# model output is the average output of separately calibrated lattices.
model_config = tfl.configs.CalibratedLatticeEnsembleConfig(
    lattices='rtl_layer',
    feature_configs=rtl_layer_feature_configs,
    num_lattices=5,
    lattice_rank=3)
# A CannedClassifier is constructed from the given model config.
estimator = tfl.estimators.CannedClassifier(
    feature_columns=feature_columns,
    model_config=model_config,
    feature_analysis_input_fn=feature_analysis_input_fn,
    optimizer=tf.keras.optimizers.Adam(LEARNING_RATE),
    config=tf.estimator.RunConfig(tf_random_seed=42))
estimator.train(input_fn=train_input_fn)
results = estimator.evaluate(input_fn=test_input_fn)
print('Random ensemble test AUC: {}'.format(results['auc']))
saved_model_path = estimator.export_saved_model(estimator.model_dir,
                                                serving_input_fn)
model_graph = tfl.estimators.get_model_graph(saved_model_path)
tfl.visualization.draw_model_graph(model_graph, calibrator_dpi=15)
Random ensemble test AUC: 0.9241854548454285

png

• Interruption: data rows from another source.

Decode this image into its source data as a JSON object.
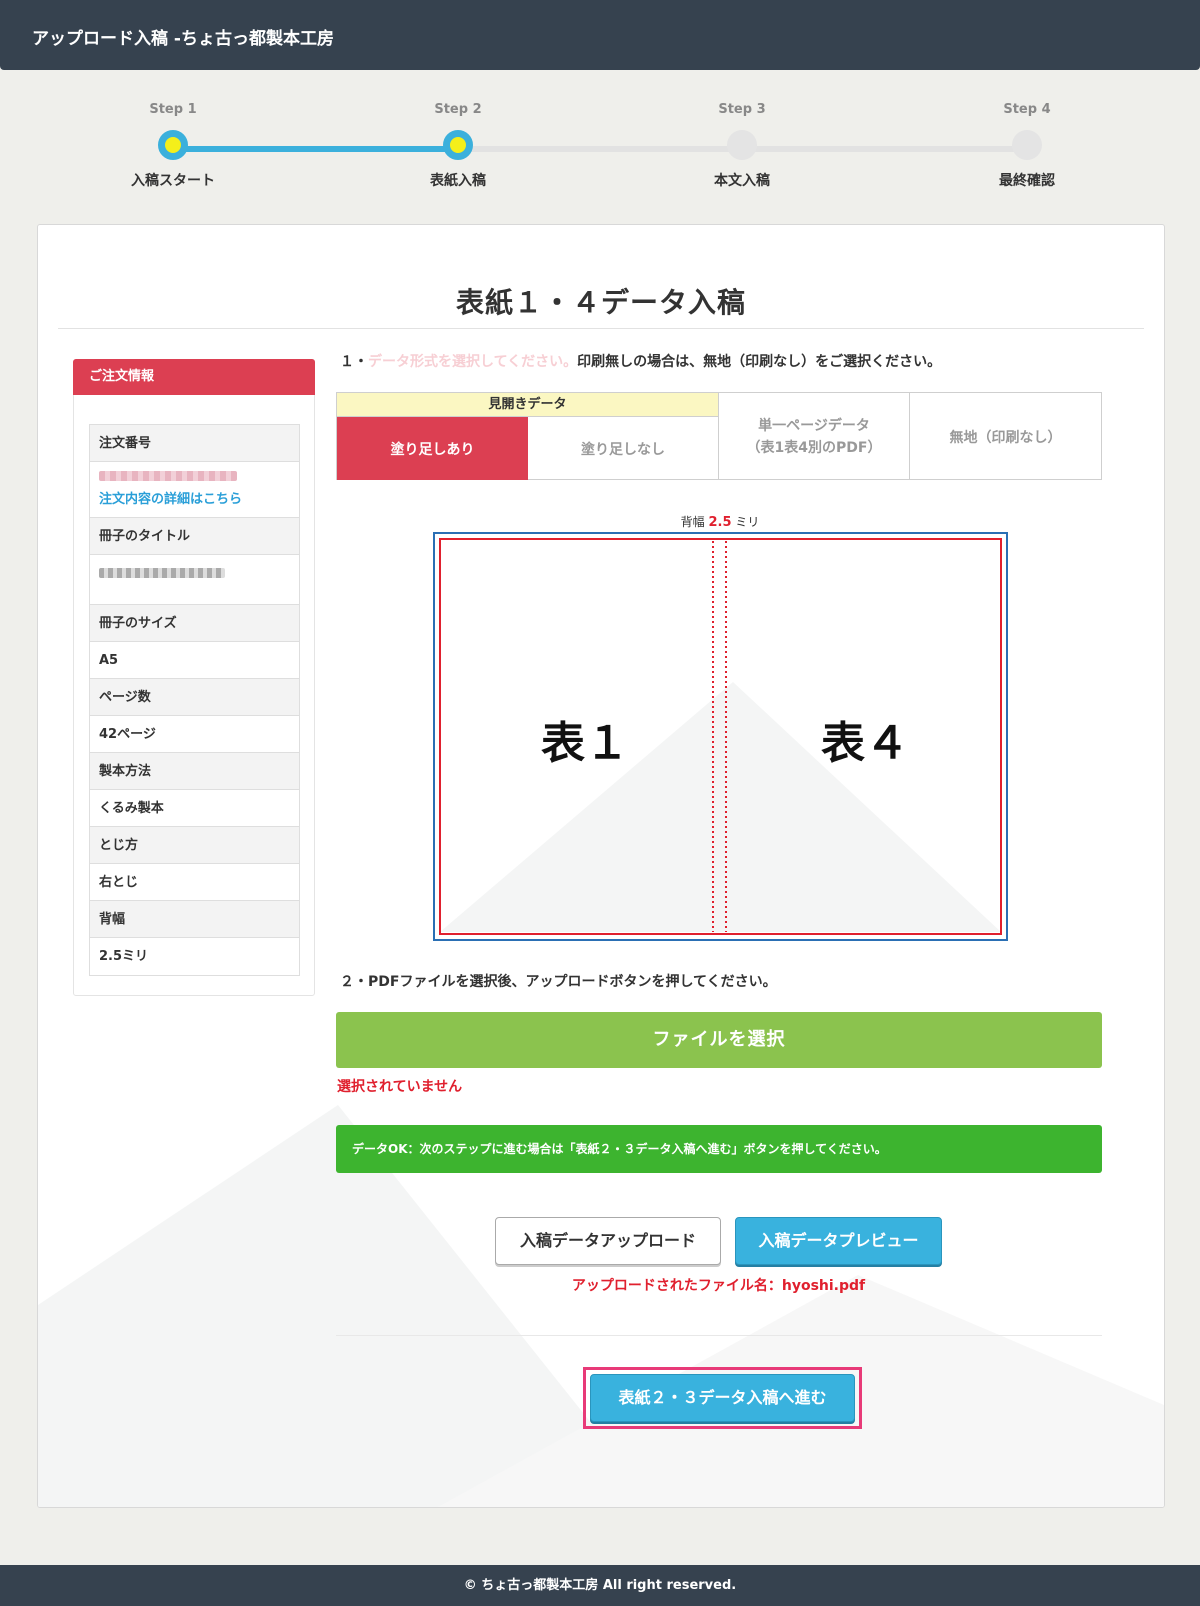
{
  "header": {
    "title": "アップロード入稿 -ちょ古っ都製本工房"
  },
  "stepper": {
    "current_step": 2,
    "steps": [
      {
        "label": "Step 1",
        "name": "入稿スタート",
        "active": true
      },
      {
        "label": "Step 2",
        "name": "表紙入稿",
        "active": true
      },
      {
        "label": "Step 3",
        "name": "本文入稿",
        "active": false
      },
      {
        "label": "Step 4",
        "name": "最終確認",
        "active": false
      }
    ]
  },
  "main": {
    "heading": "表紙１・４データ入稿",
    "instruction1": {
      "prefix": "１・",
      "faint": "データ形式を選択してください。",
      "rest": "印刷無しの場合は、無地（印刷なし）をご選択ください。"
    },
    "format": {
      "group_label": "見開きデータ",
      "option_bleed": "塗り足しあり",
      "option_nobleed": "塗り足しなし",
      "option_single_line1": "単一ページデータ",
      "option_single_line2": "（表1表4別のPDF）",
      "option_blank": "無地（印刷なし）",
      "selected": "塗り足しあり"
    },
    "diagram": {
      "spine_prefix": "背幅",
      "spine_value": "2.5",
      "spine_unit": "ミリ",
      "cover1": "表１",
      "cover4": "表４"
    },
    "instruction2": "２・PDFファイルを選択後、アップロードボタンを押してください。",
    "file_button": "ファイルを選択",
    "no_file": "選択されていません",
    "data_ok": "データOK：次のステップに進む場合は「表紙２・３データ入稿へ進む」ボタンを押してください。",
    "upload_button": "入稿データアップロード",
    "preview_button": "入稿データプレビュー",
    "uploaded_file": "アップロードされたファイル名：hyoshi.pdf",
    "next_button": "表紙２・３データ入稿へ進む"
  },
  "sidebar": {
    "title": "ご注文情報",
    "order_number_label": "注文番号",
    "order_detail_link": "注文内容の詳細はこちら",
    "book_title_label": "冊子のタイトル",
    "size_label": "冊子のサイズ",
    "size_value": "A5",
    "pages_label": "ページ数",
    "pages_value": "42ページ",
    "binding_label": "製本方法",
    "binding_value": "くるみ製本",
    "side_label": "とじ方",
    "side_value": "右とじ",
    "spine_label": "背幅",
    "spine_value": "2.5ミリ"
  },
  "footer": {
    "copyright": "© ちょ古っ都製本工房 All right reserved."
  },
  "colors": {
    "header_bg": "#36424f",
    "accent_red": "#dc3f52",
    "accent_blue": "#39b2de",
    "green_button": "#8bc34e",
    "ok_green": "#3db42f",
    "error_red": "#e0202e",
    "highlight_pink": "#e83a78"
  }
}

Crystals Lattice Ensemble

TFL also provides a heuristic feature arrangement algorithm, called Crystals. The Crystals algorithm first trains a prefitting model that estimates pairwise feature interactions. It then arranges the final ensemble such that features with more non-linear interactions are in the same lattices.

For Crystals models, you will also need to provide a prefitting_input_fn that is used to train the prefitting model, as described above. The prefitting model does not need to be fully trained, so a few epochs should be enough.

prefitting_input_fn = tf.compat.v1.estimator.inputs.pandas_input_fn(
    x=train_x,
    y=train_y,
    shuffle=False,
    batch_size=BATCH_SIZE,
    num_epochs=PREFITTING_NUM_EPOCHS,
    num_threads=1)

You can then create a Crystal model by setting lattice='crystals' in the model config.

# This is Crystals ensemble model with separate calibration: model output is
# the average output of separately calibrated lattices.
model_config = tfl.configs.CalibratedLatticeEnsembleConfig(
    feature_configs=feature_configs,
    lattices='crystals',
    num_lattices=5,
    lattice_rank=3)
# A CannedClassifier is constructed from the given model config.
estimator = tfl.estimators.CannedClassifier(
    feature_columns=feature_columns,
    model_config=model_config,
    feature_analysis_input_fn=feature_analysis_input_fn,
    # prefitting_input_fn is required to train the prefitting model.
    prefitting_input_fn=prefitting_input_fn,
    optimizer=tf.keras.optimizers.Adam(LEARNING_RATE),
    prefitting_optimizer=tf.keras.optimizers.Adam(LEARNING_RATE),
    config=tf.estimator.RunConfig(tf_random_seed=42))
estimator.train(input_fn=train_input_fn)
results = estimator.evaluate(input_fn=test_input_fn)
print('Crystals ensemble test AUC: {}'.format(results['auc']))
saved_model_path = estimator.export_saved_model(estimator.model_dir,
                                                serving_input_fn)
model_graph = tfl.estimators.get_model_graph(saved_model_path)
tfl.visualization.draw_model_graph(model_graph, calibrator_dpi=15)
Crystals ensemble test AUC: 0.8853383660316467

png

You can plot feature calibrators with more details using the tfl.visualization module.

_ = tfl.visualization.plot_feature_calibrator(model_graph, "age")
_ = tfl.visualization.plot_feature_calibrator(model_graph, "restecg")

png

png